Location: Invasive Plant Research LaboratoryTitle: Weevils versus no weevils: a comparison of Salvinia minima populations in Florida and Louisiana Author
Submitted to: Florida Entomologist
Publication Type: Peer Reviewed Journal
Publication Acceptance Date: 9/5/2012
Publication Date: 9/30/2012

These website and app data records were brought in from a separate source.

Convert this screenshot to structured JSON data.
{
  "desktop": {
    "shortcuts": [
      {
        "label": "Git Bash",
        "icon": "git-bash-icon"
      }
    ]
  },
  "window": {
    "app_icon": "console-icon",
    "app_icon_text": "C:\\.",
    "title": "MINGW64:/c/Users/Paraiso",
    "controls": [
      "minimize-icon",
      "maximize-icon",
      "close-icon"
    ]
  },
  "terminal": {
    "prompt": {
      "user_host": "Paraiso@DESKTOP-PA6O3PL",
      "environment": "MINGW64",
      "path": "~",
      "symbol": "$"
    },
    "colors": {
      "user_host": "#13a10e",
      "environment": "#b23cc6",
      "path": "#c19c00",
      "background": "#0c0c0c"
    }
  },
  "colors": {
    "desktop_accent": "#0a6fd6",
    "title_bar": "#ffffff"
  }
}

Citation: Tipping, P.W., Martin, M., Center, T.D. 2012. Weevils versus no weevils: a comparison of Salvinia minima populations in Florida and Louisiana. Florida Entomologist. 95(3):779-782. Interpretive Summary: Although the range of common salvinia in the U.S. includes Florida and Louisiana, the plant behaves differently between states, most notably in Louisiana where it is considered a significant aquatic weed. Plant and insect populations were sampled 11 times in both states over consecutive weeks during 2002 through 2004. Common salvinia biomass was more than twice as high in Louisiana as compared to Florida. Plant coverage was also greater and plants were healthier in Louisiana. Although air temperature was greater in Louisiana, water temperature was the same between sites. The most unequivocal difference between states was the absence of the weevil Cyrtobagous salviniae in Louisiana. This specialist herbivore has repeatedly demonstrated its ability to suppress common and giant salvinia and is probably the reason why the weed status of the plant differs between the states.

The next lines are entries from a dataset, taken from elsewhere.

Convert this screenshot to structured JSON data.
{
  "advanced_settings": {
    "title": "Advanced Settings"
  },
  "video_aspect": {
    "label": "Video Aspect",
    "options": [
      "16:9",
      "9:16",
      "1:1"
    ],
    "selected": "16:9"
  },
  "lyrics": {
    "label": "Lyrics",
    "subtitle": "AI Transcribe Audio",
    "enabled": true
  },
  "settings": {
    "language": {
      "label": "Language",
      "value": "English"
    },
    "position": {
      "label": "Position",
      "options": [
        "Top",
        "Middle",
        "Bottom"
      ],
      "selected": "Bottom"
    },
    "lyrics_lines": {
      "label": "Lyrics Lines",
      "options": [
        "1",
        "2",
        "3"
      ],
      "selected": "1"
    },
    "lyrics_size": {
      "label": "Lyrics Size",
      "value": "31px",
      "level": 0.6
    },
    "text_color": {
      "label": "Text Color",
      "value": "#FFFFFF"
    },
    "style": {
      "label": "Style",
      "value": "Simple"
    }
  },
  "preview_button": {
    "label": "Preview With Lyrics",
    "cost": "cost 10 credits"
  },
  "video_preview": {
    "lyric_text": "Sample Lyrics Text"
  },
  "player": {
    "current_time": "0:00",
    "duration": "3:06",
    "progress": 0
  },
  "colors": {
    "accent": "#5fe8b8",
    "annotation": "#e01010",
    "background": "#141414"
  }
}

Technical Abstract: Cyrtobagous salviniae Calder and Sands (Coleoptera: Curculionidae) is a successful biological control agents of aquatic weeds including common salvinia, Salvinia minima. Although S. minima has caused significant problems in Louisiana, it rarely forms persistent mats in Florida, perhaps because of the presence of C. salviniae in Florida but not Louisiana. The goal of this study was to compare population variables of S. minima between two similar but distant areas that differed primarily in the presence or absence of C. salviniae. Environmental, plant, and insect variables were compared between field sites in Florida and Louisiana during 2002 through 2005. Sites were located in selected natural areas in south Florida and in Jean Lafitte National Park and Preserve near New Orleans, Louisiana. Eleven samples were chosen for comparison because sampling was conducted between states in consecutive weeks. The Louisiana sites contained more than twice as much S. minima biomass as their Florida counterparts. Plant coverage was also greater in Louisiana with a higher percentage of green or ‘healthier’ plants compared to Florida. Overall plant quality, based on CN ratios, was not different between states. Population patterns of S. minima between states were strikingly different with Louisiana populations exhibiting regular cycles with peaks during warmer months, while Florida populations lacked any distinct cycles. An average of 15.7 C. salviniae was recorded per square meter in Florida versus none in Louisiana. As the ability of C. salviniae to regulate S. minima has been well documented, we submit that its absence in Louisiana largely explains the differences in S. minima population parameters compared to Florida.